SUPPLIED MATERIAL -
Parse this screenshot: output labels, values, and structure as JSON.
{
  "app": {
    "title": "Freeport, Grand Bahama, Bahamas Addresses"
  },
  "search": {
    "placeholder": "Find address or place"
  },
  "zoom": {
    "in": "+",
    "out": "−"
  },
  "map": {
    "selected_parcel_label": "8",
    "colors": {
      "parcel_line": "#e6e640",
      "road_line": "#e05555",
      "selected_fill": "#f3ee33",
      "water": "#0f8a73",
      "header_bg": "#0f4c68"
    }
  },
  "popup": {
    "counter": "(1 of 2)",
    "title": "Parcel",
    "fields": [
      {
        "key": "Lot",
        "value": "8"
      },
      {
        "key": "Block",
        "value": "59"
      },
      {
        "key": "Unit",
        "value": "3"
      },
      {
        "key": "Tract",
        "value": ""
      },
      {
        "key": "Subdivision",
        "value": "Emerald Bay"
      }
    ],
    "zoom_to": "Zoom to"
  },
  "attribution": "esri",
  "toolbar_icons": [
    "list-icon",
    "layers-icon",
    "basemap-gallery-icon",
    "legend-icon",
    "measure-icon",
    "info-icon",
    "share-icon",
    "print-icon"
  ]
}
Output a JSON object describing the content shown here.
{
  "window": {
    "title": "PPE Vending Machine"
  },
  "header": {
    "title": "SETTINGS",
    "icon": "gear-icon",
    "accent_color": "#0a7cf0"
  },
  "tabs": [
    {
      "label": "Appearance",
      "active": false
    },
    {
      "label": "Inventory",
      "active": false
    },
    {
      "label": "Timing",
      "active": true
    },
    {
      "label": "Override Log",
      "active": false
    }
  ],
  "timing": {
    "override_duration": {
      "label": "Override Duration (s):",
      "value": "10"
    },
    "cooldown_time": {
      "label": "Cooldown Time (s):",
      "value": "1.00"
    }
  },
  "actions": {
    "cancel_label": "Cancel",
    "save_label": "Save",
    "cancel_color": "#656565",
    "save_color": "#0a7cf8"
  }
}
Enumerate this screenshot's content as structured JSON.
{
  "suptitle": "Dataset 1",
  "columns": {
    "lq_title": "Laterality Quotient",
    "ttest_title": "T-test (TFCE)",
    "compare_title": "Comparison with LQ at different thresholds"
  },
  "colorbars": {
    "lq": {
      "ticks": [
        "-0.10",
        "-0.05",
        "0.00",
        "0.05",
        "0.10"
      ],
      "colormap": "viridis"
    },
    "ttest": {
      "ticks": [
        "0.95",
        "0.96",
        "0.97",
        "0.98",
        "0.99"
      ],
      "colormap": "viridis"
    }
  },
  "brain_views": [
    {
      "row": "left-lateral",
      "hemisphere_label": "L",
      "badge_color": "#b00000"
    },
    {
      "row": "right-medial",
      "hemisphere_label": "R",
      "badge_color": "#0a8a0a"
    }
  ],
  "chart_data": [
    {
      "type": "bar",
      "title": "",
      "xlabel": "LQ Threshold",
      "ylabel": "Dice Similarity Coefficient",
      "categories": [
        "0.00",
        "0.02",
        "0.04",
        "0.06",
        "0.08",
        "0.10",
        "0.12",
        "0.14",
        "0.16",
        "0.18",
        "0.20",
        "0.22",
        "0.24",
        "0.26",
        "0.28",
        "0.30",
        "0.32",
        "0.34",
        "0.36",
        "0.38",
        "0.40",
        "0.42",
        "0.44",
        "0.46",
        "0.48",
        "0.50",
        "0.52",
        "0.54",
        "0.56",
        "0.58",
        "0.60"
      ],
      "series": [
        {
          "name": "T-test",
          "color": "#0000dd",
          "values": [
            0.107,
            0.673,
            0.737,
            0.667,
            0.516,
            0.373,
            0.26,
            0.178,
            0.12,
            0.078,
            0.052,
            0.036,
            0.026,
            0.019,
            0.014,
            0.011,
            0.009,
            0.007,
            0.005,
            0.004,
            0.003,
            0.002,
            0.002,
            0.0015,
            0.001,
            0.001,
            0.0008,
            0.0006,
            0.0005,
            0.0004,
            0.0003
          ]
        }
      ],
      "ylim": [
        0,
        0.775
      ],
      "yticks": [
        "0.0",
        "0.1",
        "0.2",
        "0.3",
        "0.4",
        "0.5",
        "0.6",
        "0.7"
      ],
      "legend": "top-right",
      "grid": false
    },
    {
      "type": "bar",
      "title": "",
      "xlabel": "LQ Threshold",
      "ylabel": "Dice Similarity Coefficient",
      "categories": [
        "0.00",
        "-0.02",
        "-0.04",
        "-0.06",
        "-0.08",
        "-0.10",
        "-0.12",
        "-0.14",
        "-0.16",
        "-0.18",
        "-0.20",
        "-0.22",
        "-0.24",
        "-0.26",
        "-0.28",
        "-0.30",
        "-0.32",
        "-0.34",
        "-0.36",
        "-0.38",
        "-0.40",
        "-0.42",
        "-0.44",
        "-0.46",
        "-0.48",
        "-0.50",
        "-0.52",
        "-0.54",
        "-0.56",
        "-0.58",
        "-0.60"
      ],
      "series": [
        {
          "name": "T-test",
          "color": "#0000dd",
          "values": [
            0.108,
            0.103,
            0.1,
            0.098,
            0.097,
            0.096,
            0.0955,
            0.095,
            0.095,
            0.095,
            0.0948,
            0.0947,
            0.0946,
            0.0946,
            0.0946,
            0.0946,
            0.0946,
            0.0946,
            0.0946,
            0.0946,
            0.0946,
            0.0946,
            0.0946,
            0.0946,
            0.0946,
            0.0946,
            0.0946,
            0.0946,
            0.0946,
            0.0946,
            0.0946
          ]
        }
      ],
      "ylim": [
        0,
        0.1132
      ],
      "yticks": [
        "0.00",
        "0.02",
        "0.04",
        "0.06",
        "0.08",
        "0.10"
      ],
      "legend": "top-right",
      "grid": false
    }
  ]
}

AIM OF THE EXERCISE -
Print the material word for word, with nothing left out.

FINISHED TASK -
Parse this screenshot: output labels, values, and structure as JSON.
{
  "app": {
    "title": "Freeport, Grand Bahama, Bahamas Addresses"
  },
  "search": {
    "placeholder": "Find address or place"
  },
  "zoom": {
    "in": "+",
    "out": "−"
  },
  "map": {
    "selected_parcel_label": "8",
    "colors": {
      "parcel_line": "#e6e640",
      "road_line": "#e05555",
      "selected_fill": "#f3ee33",
      "water": "#0f8a73",
      "header_bg": "#0f4c68"
    }
  },
  "popup": {
    "counter": "(1 of 2)",
    "title": "Parcel",
    "fields": [
      {
        "key": "Lot",
        "value": "8"
      },
      {
        "key": "Block",
        "value": "59"
      },
      {
        "key": "Unit",
        "value": "3"
      },
      {
        "key": "Tract",
        "value": ""
      },
      {
        "key": "Subdivision",
        "value": "Emerald Bay"
      }
    ],
    "zoom_to": "Zoom to"
  },
  "attribution": "esri",
  "toolbar_icons": [
    "list-icon",
    "layers-icon",
    "basemap-gallery-icon",
    "legend-icon",
    "measure-icon",
    "info-icon",
    "share-icon",
    "print-icon"
  ]
}
Output a JSON object describing the content shown here.
{
  "window": {
    "title": "PPE Vending Machine"
  },
  "header": {
    "title": "SETTINGS",
    "icon": "gear-icon",
    "accent_color": "#0a7cf0"
  },
  "tabs": [
    {
      "label": "Appearance",
      "active": false
    },
    {
      "label": "Inventory",
      "active": false
    },
    {
      "label": "Timing",
      "active": true
    },
    {
      "label": "Override Log",
      "active": false
    }
  ],
  "timing": {
    "override_duration": {
      "label": "Override Duration (s):",
      "value": "10"
    },
    "cooldown_time": {
      "label": "Cooldown Time (s):",
      "value": "1.00"
    }
  },
  "actions": {
    "cancel_label": "Cancel",
    "save_label": "Save",
    "cancel_color": "#656565",
    "save_color": "#0a7cf8"
  }
}
Enumerate this screenshot's content as structured JSON.
{
  "suptitle": "Dataset 1",
  "columns": {
    "lq_title": "Laterality Quotient",
    "ttest_title": "T-test (TFCE)",
    "compare_title": "Comparison with LQ at different thresholds"
  },
  "colorbars": {
    "lq": {
      "ticks": [
        "-0.10",
        "-0.05",
        "0.00",
        "0.05",
        "0.10"
      ],
      "colormap": "viridis"
    },
    "ttest": {
      "ticks": [
        "0.95",
        "0.96",
        "0.97",
        "0.98",
        "0.99"
      ],
      "colormap": "viridis"
    }
  },
  "brain_views": [
    {
      "row": "left-lateral",
      "hemisphere_label": "L",
      "badge_color": "#b00000"
    },
    {
      "row": "right-medial",
      "hemisphere_label": "R",
      "badge_color": "#0a8a0a"
    }
  ],
  "chart_data": [
    {
      "type": "bar",
      "title": "",
      "xlabel": "LQ Threshold",
      "ylabel": "Dice Similarity Coefficient",
      "categories": [
        "0.00",
        "0.02",
        "0.04",
        "0.06",
        "0.08",
        "0.10",
        "0.12",
        "0.14",
        "0.16",
        "0.18",
        "0.20",
        "0.22",
        "0.24",
        "0.26",
        "0.28",
        "0.30",
        "0.32",
        "0.34",
        "0.36",
        "0.38",
        "0.40",
        "0.42",
        "0.44",
        "0.46",
        "0.48",
        "0.50",
        "0.52",
        "0.54",
        "0.56",
        "0.58",
        "0.60"
      ],
      "series": [
        {
          "name": "T-test",
          "color": "#0000dd",
          "values": [
            0.107,
            0.673,
            0.737,
            0.667,
            0.516,
            0.373,
            0.26,
            0.178,
            0.12,
            0.078,
            0.052,
            0.036,
            0.026,
            0.019,
            0.014,
            0.011,
            0.009,
            0.007,
            0.005,
            0.004,
            0.003,
            0.002,
            0.002,
            0.0015,
            0.001,
            0.001,
            0.0008,
            0.0006,
            0.0005,
            0.0004,
            0.0003
          ]
        }
      ],
      "ylim": [
        0,
        0.775
      ],
      "yticks": [
        "0.0",
        "0.1",
        "0.2",
        "0.3",
        "0.4",
        "0.5",
        "0.6",
        "0.7"
      ],
      "legend": "top-right",
      "grid": false
    },
    {
      "type": "bar",
      "title": "",
      "xlabel": "LQ Threshold",
      "ylabel": "Dice Similarity Coefficient",
      "categories": [
        "0.00",
        "-0.02",
        "-0.04",
        "-0.06",
        "-0.08",
        "-0.10",
        "-0.12",
        "-0.14",
        "-0.16",
        "-0.18",
        "-0.20",
        "-0.22",
        "-0.24",
        "-0.26",
        "-0.28",
        "-0.30",
        "-0.32",
        "-0.34",
        "-0.36",
        "-0.38",
        "-0.40",
        "-0.42",
        "-0.44",
        "-0.46",
        "-0.48",
        "-0.50",
        "-0.52",
        "-0.54",
        "-0.56",
        "-0.58",
        "-0.60"
      ],
      "series": [
        {
          "name": "T-test",
          "color": "#0000dd",
          "values": [
            0.108,
            0.103,
            0.1,
            0.098,
            0.097,
            0.096,
            0.0955,
            0.095,
            0.095,
            0.095,
            0.0948,
            0.0947,
            0.0946,
            0.0946,
            0.0946,
            0.0946,
            0.0946,
            0.0946,
            0.0946,
            0.0946,
            0.0946,
            0.0946,
            0.0946,
            0.0946,
            0.0946,
            0.0946,
            0.0946,
            0.0946,
            0.0946,
            0.0946,
            0.0946
          ]
        }
      ],
      "ylim": [
        0,
        0.1132
      ],
      "yticks": [
        "0.00",
        "0.02",
        "0.04",
        "0.06",
        "0.08",
        "0.10"
      ],
      "legend": "top-right",
      "grid": false
    }
  ]
}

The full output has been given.